• [Exercise goal]
Search the entries below for "February" and copy each matching line.

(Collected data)
□ □ □ □ □
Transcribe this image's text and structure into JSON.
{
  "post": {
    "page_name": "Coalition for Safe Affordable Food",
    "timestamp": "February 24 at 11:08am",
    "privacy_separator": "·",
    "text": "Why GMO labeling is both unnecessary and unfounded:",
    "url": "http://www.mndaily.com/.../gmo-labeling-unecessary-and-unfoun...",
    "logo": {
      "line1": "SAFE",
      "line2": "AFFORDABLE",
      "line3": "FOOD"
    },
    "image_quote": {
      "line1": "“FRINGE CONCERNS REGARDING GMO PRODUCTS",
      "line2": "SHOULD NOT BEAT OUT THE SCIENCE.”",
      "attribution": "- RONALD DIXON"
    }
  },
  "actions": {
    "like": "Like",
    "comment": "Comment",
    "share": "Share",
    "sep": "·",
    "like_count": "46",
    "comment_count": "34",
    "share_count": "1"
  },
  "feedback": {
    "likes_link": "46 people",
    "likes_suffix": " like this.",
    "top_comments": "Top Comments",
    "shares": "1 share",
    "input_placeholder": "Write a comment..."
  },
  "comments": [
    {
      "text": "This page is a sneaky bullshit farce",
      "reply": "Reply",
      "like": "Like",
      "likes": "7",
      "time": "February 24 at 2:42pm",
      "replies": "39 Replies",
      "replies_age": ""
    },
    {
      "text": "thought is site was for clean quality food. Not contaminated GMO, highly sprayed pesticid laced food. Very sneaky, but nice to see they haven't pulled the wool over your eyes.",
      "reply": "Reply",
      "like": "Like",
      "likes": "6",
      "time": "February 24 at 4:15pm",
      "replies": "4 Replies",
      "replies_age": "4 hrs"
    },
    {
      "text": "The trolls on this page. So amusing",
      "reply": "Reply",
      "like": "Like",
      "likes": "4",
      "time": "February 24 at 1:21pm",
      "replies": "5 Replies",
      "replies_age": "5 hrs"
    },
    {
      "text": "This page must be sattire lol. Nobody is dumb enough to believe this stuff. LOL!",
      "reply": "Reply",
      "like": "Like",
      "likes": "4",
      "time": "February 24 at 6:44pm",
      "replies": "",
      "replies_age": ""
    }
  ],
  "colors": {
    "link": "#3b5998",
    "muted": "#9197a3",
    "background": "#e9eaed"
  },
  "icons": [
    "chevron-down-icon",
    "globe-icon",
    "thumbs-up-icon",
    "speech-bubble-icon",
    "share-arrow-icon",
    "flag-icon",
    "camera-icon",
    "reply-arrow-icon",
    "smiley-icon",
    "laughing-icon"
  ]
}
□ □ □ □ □
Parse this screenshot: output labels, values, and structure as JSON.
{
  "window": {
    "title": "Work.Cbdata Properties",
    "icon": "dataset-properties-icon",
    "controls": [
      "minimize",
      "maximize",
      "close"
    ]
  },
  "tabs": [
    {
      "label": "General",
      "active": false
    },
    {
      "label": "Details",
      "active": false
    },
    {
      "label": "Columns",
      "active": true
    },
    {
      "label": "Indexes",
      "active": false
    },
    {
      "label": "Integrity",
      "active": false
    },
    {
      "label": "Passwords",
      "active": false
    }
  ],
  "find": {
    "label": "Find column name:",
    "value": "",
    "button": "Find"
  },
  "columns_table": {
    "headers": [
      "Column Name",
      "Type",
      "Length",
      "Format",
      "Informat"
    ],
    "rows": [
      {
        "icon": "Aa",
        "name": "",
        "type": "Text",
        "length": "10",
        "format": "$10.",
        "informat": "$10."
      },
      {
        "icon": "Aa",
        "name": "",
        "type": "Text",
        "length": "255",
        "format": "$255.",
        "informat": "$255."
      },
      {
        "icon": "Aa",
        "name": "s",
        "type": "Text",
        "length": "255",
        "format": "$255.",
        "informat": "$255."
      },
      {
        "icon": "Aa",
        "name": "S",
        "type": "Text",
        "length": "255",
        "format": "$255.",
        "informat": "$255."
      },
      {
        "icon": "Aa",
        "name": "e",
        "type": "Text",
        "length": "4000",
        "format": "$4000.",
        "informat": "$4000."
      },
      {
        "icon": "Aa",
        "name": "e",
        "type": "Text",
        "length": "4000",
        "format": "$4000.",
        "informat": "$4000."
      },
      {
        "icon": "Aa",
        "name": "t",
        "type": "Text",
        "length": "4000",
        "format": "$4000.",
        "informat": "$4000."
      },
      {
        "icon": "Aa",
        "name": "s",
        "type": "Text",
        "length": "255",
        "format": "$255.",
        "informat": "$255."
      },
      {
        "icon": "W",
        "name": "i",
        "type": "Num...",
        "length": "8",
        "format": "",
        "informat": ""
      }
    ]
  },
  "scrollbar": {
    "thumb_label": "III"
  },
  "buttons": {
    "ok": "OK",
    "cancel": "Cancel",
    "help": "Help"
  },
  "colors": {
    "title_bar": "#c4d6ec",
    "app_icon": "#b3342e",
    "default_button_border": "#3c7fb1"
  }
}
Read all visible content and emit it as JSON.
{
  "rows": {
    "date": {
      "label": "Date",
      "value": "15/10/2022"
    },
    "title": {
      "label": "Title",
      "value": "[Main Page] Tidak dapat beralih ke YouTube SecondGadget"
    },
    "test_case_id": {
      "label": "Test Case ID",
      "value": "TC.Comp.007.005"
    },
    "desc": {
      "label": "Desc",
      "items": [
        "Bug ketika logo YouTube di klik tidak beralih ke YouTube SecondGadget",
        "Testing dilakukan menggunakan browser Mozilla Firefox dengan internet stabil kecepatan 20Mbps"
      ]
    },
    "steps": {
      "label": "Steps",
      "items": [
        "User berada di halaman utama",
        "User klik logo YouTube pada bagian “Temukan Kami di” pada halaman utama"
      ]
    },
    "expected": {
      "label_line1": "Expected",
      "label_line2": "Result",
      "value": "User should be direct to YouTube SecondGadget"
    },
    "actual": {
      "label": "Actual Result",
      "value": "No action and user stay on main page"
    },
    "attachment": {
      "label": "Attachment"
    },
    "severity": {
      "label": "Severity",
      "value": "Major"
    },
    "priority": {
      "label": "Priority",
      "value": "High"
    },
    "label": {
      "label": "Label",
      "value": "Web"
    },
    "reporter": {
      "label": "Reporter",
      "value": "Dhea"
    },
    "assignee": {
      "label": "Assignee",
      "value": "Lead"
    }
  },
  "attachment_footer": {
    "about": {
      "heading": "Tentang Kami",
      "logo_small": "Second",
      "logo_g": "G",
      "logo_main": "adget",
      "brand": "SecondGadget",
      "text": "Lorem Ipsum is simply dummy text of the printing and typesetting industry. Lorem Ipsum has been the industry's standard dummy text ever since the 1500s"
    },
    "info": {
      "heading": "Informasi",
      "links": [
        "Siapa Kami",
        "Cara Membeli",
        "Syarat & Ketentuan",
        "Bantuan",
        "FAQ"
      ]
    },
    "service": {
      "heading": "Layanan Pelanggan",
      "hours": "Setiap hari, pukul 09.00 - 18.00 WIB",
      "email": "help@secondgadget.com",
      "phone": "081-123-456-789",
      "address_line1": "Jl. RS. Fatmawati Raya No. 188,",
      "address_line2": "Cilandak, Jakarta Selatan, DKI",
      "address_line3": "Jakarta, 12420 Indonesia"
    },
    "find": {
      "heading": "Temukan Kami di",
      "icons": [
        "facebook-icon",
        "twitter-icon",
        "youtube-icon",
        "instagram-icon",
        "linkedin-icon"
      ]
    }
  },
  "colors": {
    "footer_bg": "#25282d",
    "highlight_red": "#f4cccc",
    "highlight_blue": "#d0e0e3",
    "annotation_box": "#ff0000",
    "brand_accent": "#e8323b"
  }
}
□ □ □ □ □
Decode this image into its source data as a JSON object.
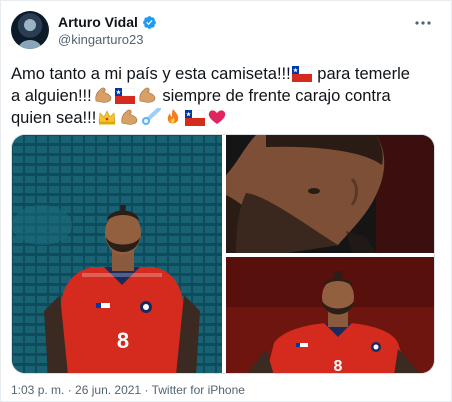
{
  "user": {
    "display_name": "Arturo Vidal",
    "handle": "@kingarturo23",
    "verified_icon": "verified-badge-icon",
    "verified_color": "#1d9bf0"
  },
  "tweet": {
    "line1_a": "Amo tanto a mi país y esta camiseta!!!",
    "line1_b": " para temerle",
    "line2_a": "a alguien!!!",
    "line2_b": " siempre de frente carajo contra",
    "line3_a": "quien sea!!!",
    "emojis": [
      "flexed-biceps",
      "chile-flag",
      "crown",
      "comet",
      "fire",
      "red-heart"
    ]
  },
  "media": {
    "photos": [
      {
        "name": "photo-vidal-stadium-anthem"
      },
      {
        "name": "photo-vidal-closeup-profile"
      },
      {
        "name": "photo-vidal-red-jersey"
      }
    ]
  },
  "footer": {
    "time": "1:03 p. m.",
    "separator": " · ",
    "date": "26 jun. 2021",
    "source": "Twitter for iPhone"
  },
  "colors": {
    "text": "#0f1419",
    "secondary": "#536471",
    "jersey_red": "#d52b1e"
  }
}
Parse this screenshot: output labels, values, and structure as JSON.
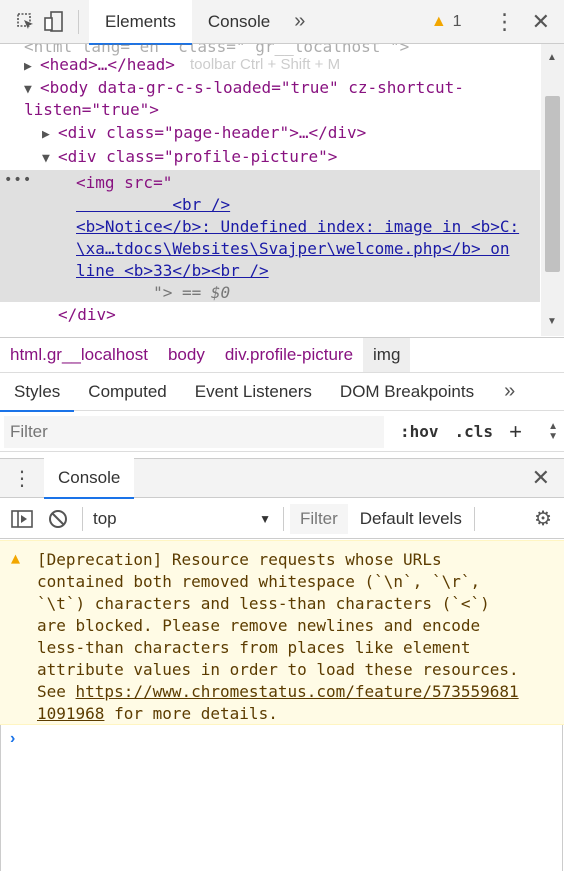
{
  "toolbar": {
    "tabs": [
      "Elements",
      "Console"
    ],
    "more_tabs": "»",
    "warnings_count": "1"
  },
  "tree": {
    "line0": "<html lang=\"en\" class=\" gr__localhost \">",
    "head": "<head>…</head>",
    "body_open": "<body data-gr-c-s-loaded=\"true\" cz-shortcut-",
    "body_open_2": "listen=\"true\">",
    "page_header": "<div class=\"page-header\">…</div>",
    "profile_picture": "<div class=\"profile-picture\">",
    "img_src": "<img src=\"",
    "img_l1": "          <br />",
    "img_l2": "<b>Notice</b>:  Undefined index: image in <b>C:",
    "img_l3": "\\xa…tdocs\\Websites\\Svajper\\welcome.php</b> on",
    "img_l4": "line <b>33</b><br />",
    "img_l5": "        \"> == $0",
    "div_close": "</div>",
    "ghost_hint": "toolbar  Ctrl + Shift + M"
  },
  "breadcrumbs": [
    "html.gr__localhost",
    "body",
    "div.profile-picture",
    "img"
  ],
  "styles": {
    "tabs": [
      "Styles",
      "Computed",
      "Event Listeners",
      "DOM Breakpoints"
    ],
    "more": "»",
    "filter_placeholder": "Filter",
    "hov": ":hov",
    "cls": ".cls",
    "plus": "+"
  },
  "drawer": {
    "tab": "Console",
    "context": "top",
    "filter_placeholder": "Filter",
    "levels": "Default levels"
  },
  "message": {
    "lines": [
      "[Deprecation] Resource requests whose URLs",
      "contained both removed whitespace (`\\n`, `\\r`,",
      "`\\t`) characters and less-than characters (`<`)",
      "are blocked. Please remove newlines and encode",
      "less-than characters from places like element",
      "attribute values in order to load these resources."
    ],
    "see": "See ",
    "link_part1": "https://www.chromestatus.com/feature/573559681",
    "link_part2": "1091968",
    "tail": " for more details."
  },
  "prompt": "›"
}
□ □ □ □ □
• [Result of the task]
    "timestamp": "February 24 at 11:08am",
      "time": "February 24 at 2:42pm",
      "time": "February 24 at 4:15pm",
      "time": "February 24 at 1:21pm",
      "time": "February 24 at 6:44pm",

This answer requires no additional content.